Reuters News
Posted: Sep 19, 2012 7:46 AM
Angola court rejects two appeals on vote, yet to rule on UNITA's

By Shrikesh Laxmidas

LUANDA (Reuters) - Angola's top court rejected appeals by two opposition parties on alleged irregularities in a vote won comfortably last month by President Jose Eduardo dos Santos' ruling MPLA party.

The Constitutional Court was also due to rule later on Wednesday on an appeal by main opposition party UNITA, which came second in the election with 19 percent.

If the court also rules against UNITA, opposition parties will have run out of legal avenues to object to the vote that cemented the MPLA's dominance over Africa's No. 2 oil producer.

Dos Santos, who has been in power in Angola for 33 years, and his party secured a new five-year term in the August 31 election, obtaining 72 percent of the vote.

All three parties said election irregularities and unfair ballot counting meant the vote was not credible.

UNITA leader Isaias Samakuva said before the election that the party would "resort to the courts and the people" if the vote was unfair. None of the opposition parties have called street demonstrations since the vote.

Third-placed CASA-CE, formed in March by UNITA dissident Abel Chivukuvuku, and the fourth-placed PRS party also filed appeals, which followed a rejection by the National Elections Commission of the three parties' complaints last week.

"The Constitutional Court has decided to rule as unfounded the appeal by CASA-CE," the court said in a statement, dismissing the party's complaints about access given to party delegates and discrepancies in vote-counting.

It rejected PRS's appeal on similar grounds.

Observers from the African Union, the Southern African Development Community, and the Community of Portuguese-Speaking States said the election, only the second since the end of a 27-year civil war a decade ago, had been credible.

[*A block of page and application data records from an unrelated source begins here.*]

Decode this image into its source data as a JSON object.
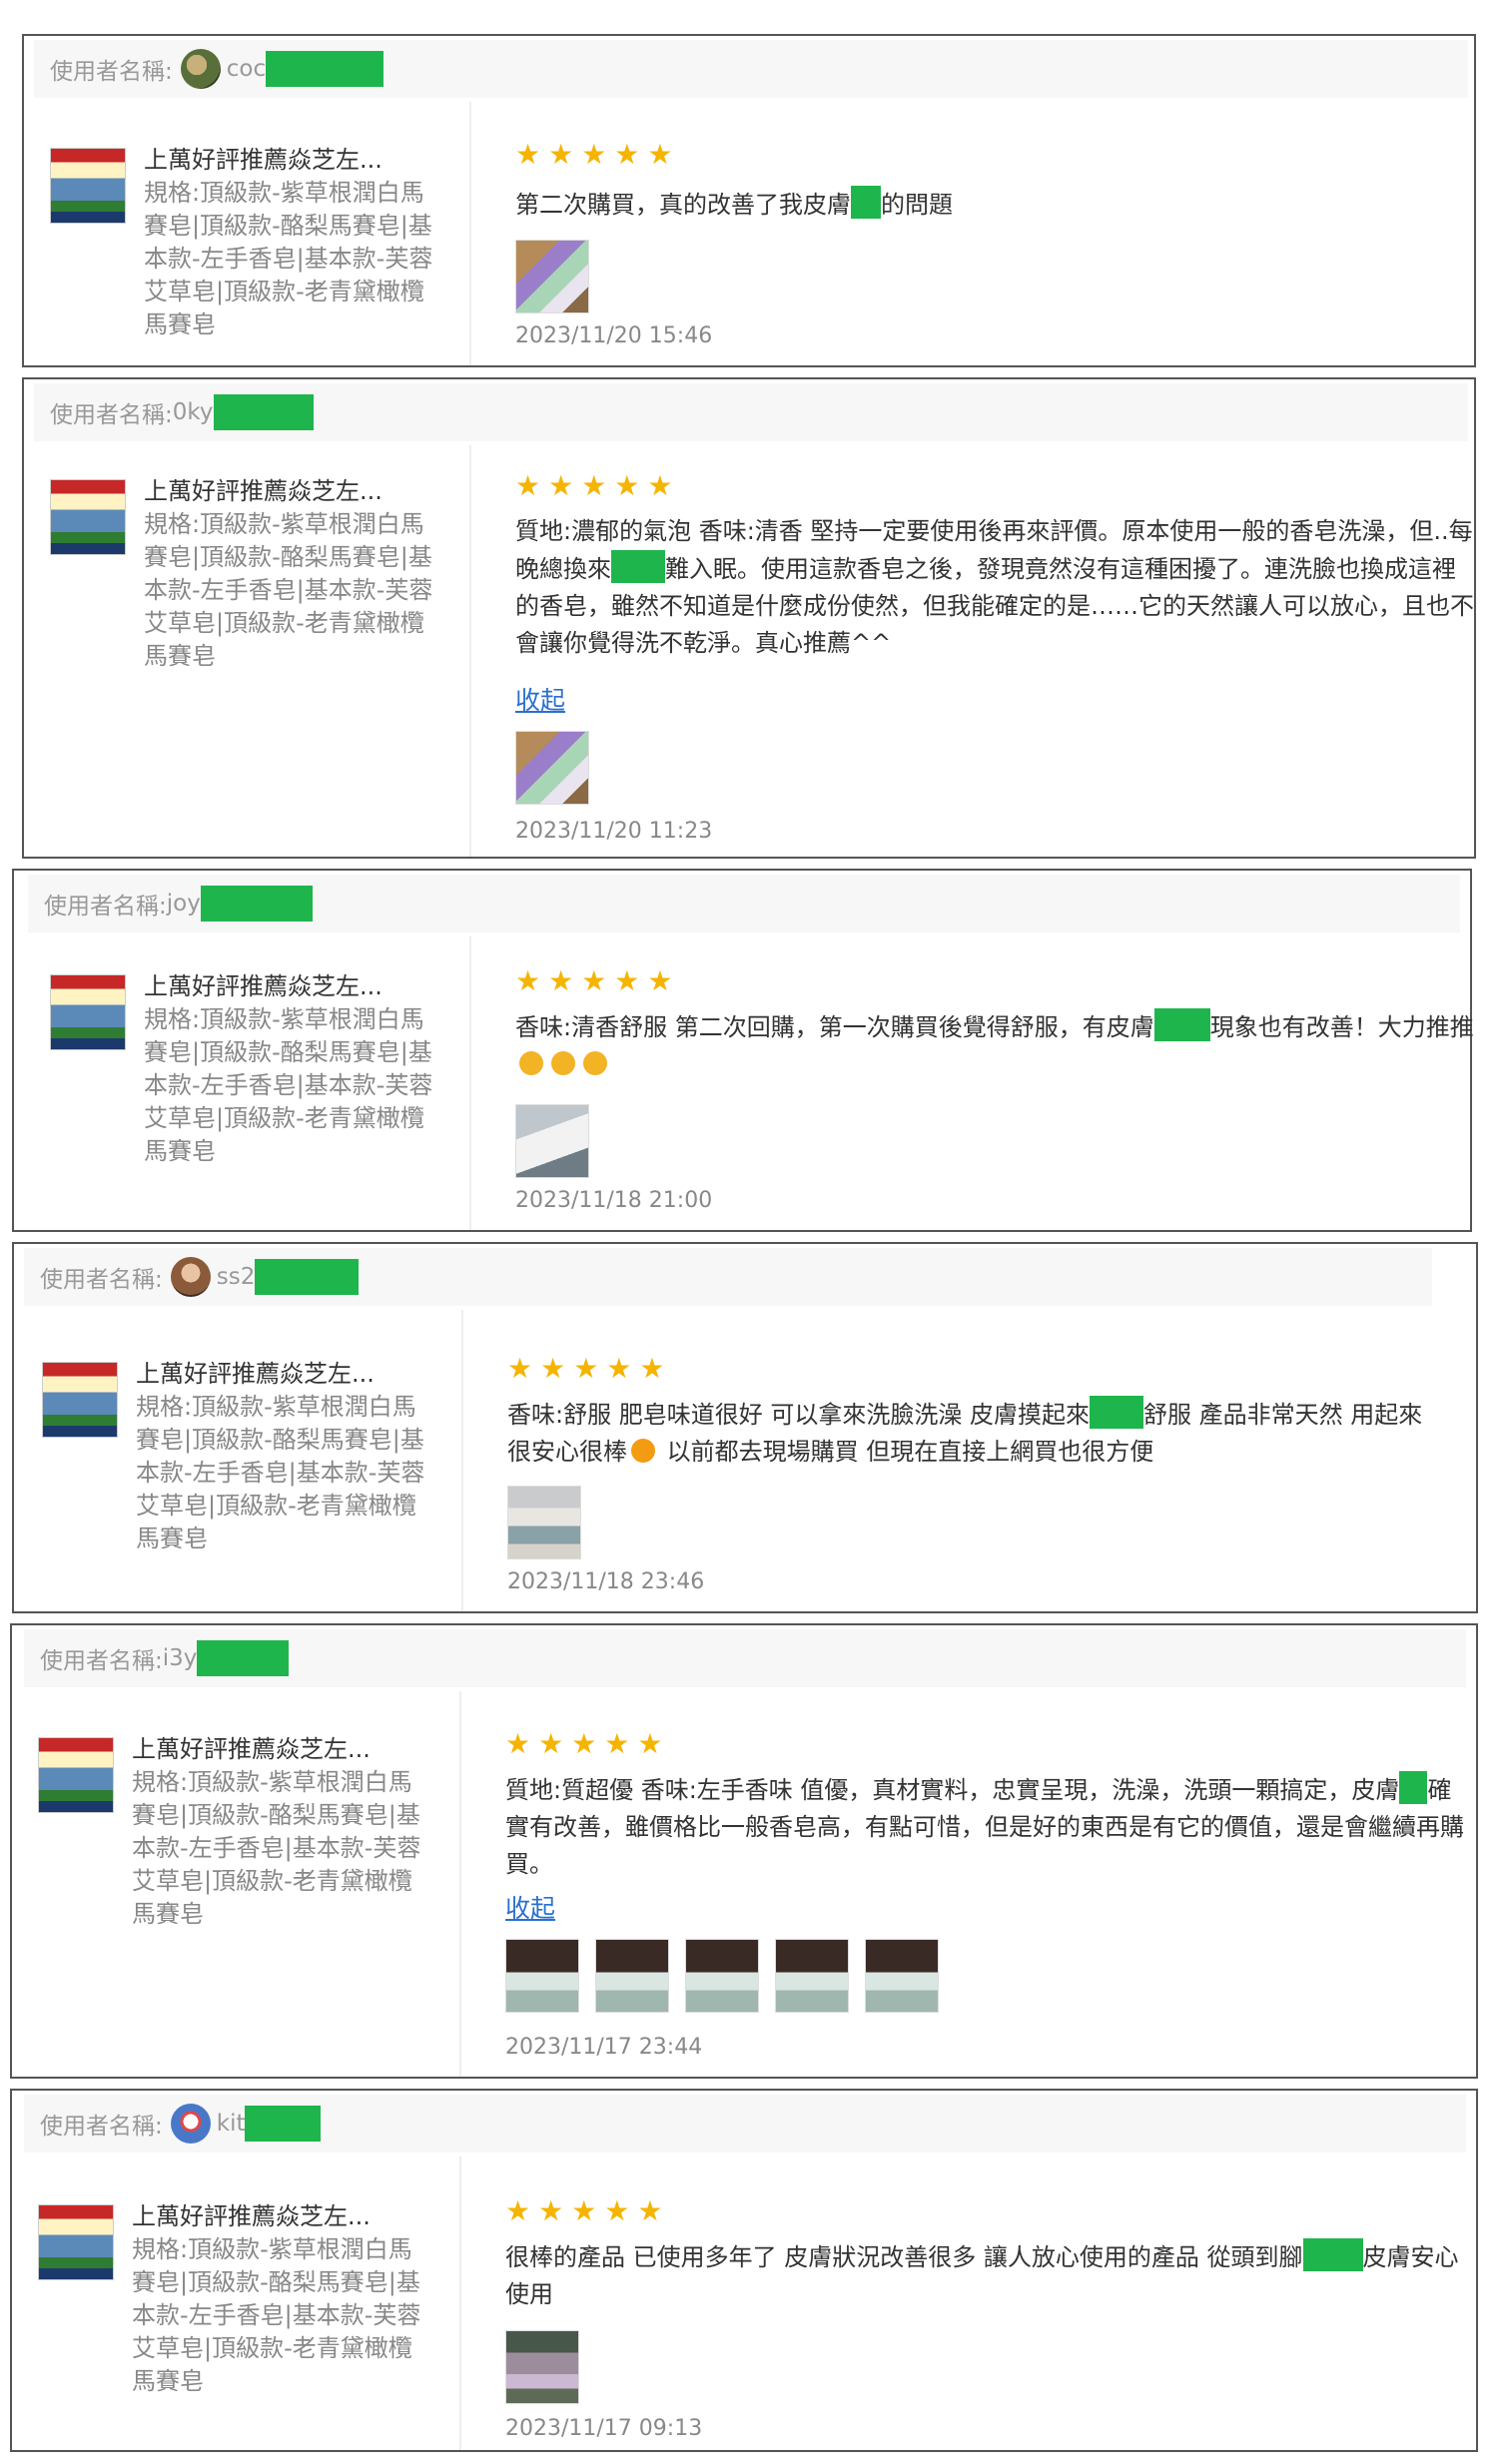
{
  "labels": {
    "username_prefix": "使用者名稱:",
    "collapse": "收起"
  },
  "product": {
    "title": "上萬好評推薦焱芝左...",
    "spec": "規格:頂級款-紫草根潤白馬賽皂|頂級款-酪梨馬賽皂|基本款-左手香皂|基本款-芙蓉艾草皂|頂級款-老青黛橄欖馬賽皂"
  },
  "reviews": [
    {
      "username": "coc",
      "stars": "★★★★★",
      "text_parts": [
        "第二次購買，真的改善了我皮膚",
        "的問題"
      ],
      "date": "2023/11/20 15:46"
    },
    {
      "username": "0ky",
      "stars": "★★★★★",
      "text_parts": [
        "質地:濃郁的氣泡 香味:清香 堅持一定要使用後再來評價。原本使用一般的香皂洗澡，但..每晚總換來",
        "難入眠。使用這款香皂之後，發現竟然沒有這種困擾了。連洗臉也換成這裡的香皂，雖然不知道是什麼成份使然，但我能確定的是……它的天然讓人可以放心，且也不會讓你覺得洗不乾淨。真心推薦^^"
      ],
      "date": "2023/11/20 11:23"
    },
    {
      "username": "joy",
      "stars": "★★★★★",
      "text_parts": [
        "香味:清香舒服 第二次回購，第一次購買後覺得舒服，有皮膚",
        "現象也有改善！大力推推"
      ],
      "date": "2023/11/18 21:00"
    },
    {
      "username": "ss2",
      "stars": "★★★★★",
      "text_parts": [
        "香味:舒服 肥皂味道很好 可以拿來洗臉洗澡 皮膚摸起來",
        "舒服 產品非常天然 用起來很安心很棒",
        " 以前都去現場購買 但現在直接上網買也很方便"
      ],
      "date": "2023/11/18 23:46"
    },
    {
      "username": "i3y",
      "stars": "★★★★★",
      "text_parts": [
        "質地:質超優 香味:左手香味 值優，真材實料，忠實呈現，洗澡，洗頭一顆搞定，皮膚",
        "確實有改善，雖價格比一般香皂高，有點可惜，但是好的東西是有它的價值，還是會繼續再購買。"
      ],
      "date": "2023/11/17 23:44"
    },
    {
      "username": "kit",
      "stars": "★★★★★",
      "text_parts": [
        "很棒的產品 已使用多年了 皮膚狀況改善很多 讓人放心使用的產品 從頭到腳",
        "皮膚安心使用"
      ],
      "date": "2023/11/17 09:13"
    }
  ],
  "colors": {
    "star": "#f5b400",
    "link": "#2a6fcf",
    "redaction": "#1fb54d"
  }
}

The United States considered the ballot well-managed, but acknowledged "important concerns" raised by opposition parties.

(Editing by Louise Ireland and Jon Herskovitz)